EXERCISE AIM:
Return each line of the listing that has the word "title" in it.

PROVIDED DATA:
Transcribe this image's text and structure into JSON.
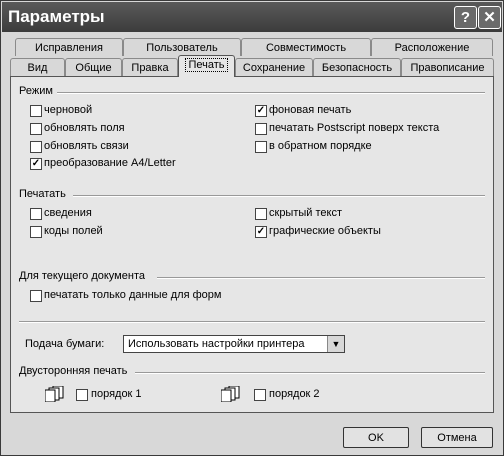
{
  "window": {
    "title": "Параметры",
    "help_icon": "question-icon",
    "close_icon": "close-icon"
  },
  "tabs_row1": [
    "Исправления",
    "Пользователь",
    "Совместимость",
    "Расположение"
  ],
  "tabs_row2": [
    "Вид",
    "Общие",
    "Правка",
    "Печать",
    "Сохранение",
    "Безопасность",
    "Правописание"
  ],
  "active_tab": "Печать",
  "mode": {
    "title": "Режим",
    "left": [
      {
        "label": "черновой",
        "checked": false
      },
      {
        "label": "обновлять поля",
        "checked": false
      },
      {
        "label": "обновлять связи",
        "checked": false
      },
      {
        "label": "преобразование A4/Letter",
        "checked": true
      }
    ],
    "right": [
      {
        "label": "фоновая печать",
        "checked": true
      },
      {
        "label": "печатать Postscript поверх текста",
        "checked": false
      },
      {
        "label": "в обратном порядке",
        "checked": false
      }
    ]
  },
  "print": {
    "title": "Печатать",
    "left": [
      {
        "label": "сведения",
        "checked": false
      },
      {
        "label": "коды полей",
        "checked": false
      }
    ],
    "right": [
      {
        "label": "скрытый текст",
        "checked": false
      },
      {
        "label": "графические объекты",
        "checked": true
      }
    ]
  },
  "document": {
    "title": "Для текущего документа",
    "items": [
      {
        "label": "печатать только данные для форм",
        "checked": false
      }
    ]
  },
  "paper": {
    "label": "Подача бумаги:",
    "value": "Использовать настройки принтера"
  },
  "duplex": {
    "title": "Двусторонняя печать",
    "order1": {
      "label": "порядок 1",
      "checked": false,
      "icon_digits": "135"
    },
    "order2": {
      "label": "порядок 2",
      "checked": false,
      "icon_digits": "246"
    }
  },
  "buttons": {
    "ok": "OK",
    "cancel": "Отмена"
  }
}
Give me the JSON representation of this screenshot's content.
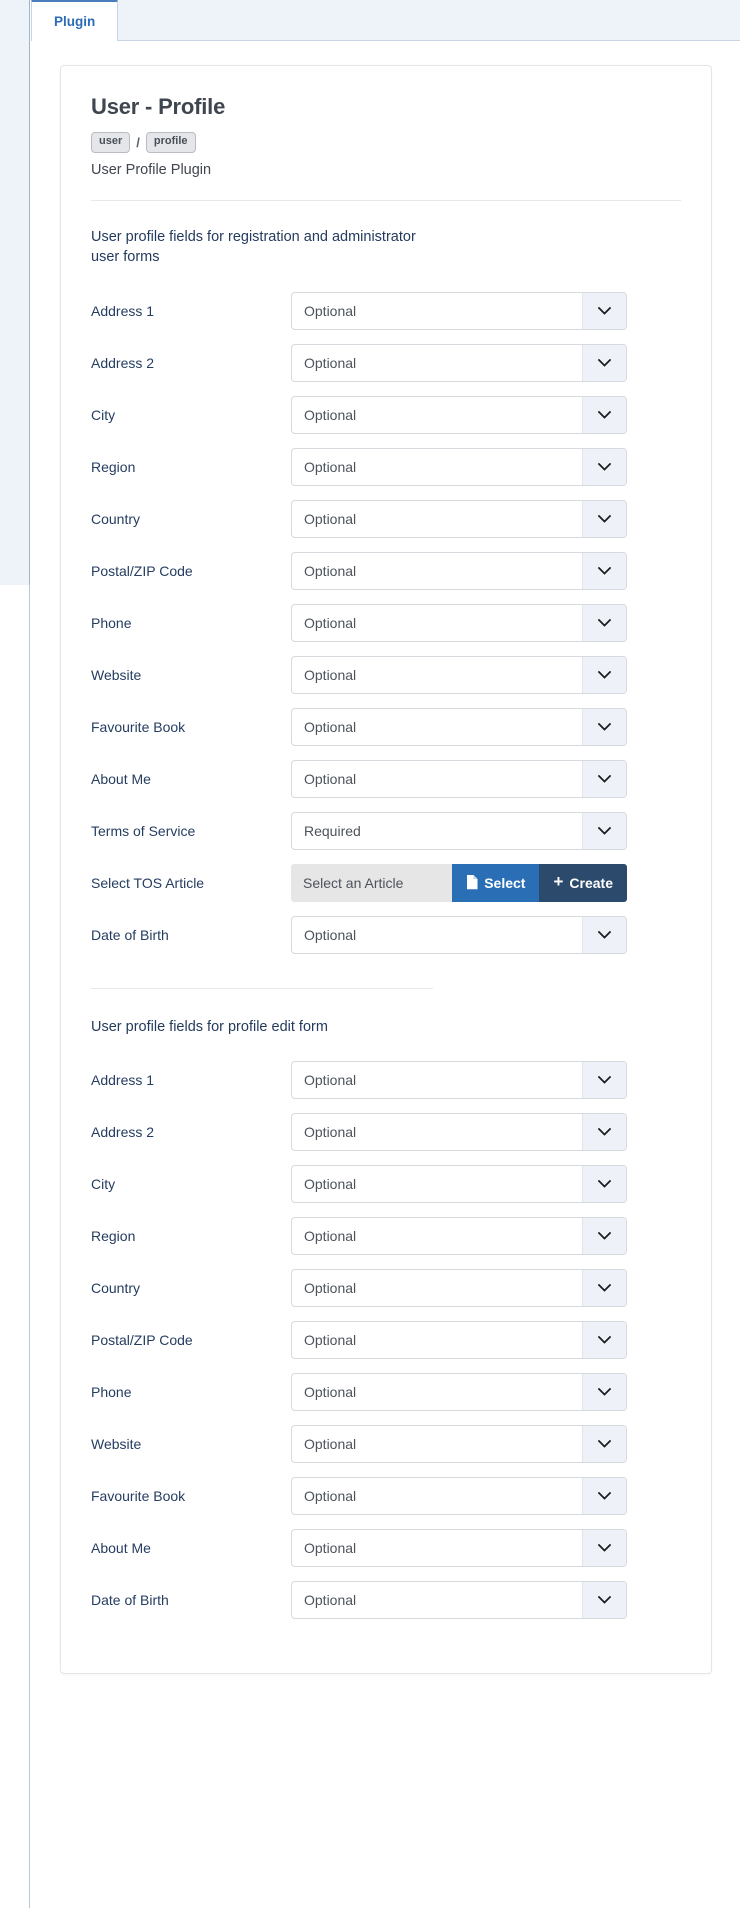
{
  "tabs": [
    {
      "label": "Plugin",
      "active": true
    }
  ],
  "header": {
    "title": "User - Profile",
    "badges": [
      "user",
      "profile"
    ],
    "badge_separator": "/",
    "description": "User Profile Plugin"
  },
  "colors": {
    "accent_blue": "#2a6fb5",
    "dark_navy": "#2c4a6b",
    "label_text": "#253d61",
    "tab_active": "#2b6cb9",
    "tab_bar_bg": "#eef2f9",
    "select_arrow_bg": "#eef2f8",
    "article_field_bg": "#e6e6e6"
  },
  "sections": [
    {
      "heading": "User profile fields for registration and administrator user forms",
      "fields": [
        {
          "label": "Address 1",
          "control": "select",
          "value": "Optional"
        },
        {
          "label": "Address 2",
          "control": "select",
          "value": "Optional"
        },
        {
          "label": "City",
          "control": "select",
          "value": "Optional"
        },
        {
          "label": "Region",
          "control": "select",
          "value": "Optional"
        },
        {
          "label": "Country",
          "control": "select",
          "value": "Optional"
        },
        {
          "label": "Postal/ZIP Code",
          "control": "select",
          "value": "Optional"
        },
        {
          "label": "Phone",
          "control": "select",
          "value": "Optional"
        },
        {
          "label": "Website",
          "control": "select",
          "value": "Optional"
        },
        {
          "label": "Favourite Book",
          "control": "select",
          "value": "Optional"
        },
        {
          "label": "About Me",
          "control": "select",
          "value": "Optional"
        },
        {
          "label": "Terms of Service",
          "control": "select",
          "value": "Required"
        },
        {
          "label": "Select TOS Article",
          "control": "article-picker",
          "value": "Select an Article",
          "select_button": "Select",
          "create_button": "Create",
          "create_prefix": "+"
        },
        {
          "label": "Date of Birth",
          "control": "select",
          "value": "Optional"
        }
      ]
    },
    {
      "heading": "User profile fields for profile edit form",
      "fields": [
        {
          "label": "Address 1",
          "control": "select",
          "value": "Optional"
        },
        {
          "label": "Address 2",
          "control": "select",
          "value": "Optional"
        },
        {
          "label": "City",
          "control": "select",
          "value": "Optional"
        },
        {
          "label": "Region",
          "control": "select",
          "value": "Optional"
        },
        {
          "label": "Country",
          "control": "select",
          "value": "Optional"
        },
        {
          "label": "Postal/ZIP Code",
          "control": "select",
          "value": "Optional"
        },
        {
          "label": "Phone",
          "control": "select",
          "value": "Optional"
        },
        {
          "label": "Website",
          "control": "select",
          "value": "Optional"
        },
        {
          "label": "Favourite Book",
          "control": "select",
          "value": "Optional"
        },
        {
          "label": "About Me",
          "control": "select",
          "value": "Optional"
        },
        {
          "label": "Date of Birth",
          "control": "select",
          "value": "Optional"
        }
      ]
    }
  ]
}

RESPONSE TO THIS EXERCISE:
    "title": "Параметры",
    "title": "Режим",
    "title": "Печатать",
    "title": "Для текущего документа",
    "title": "Двусторонняя печать",
    "title": "User - Profile",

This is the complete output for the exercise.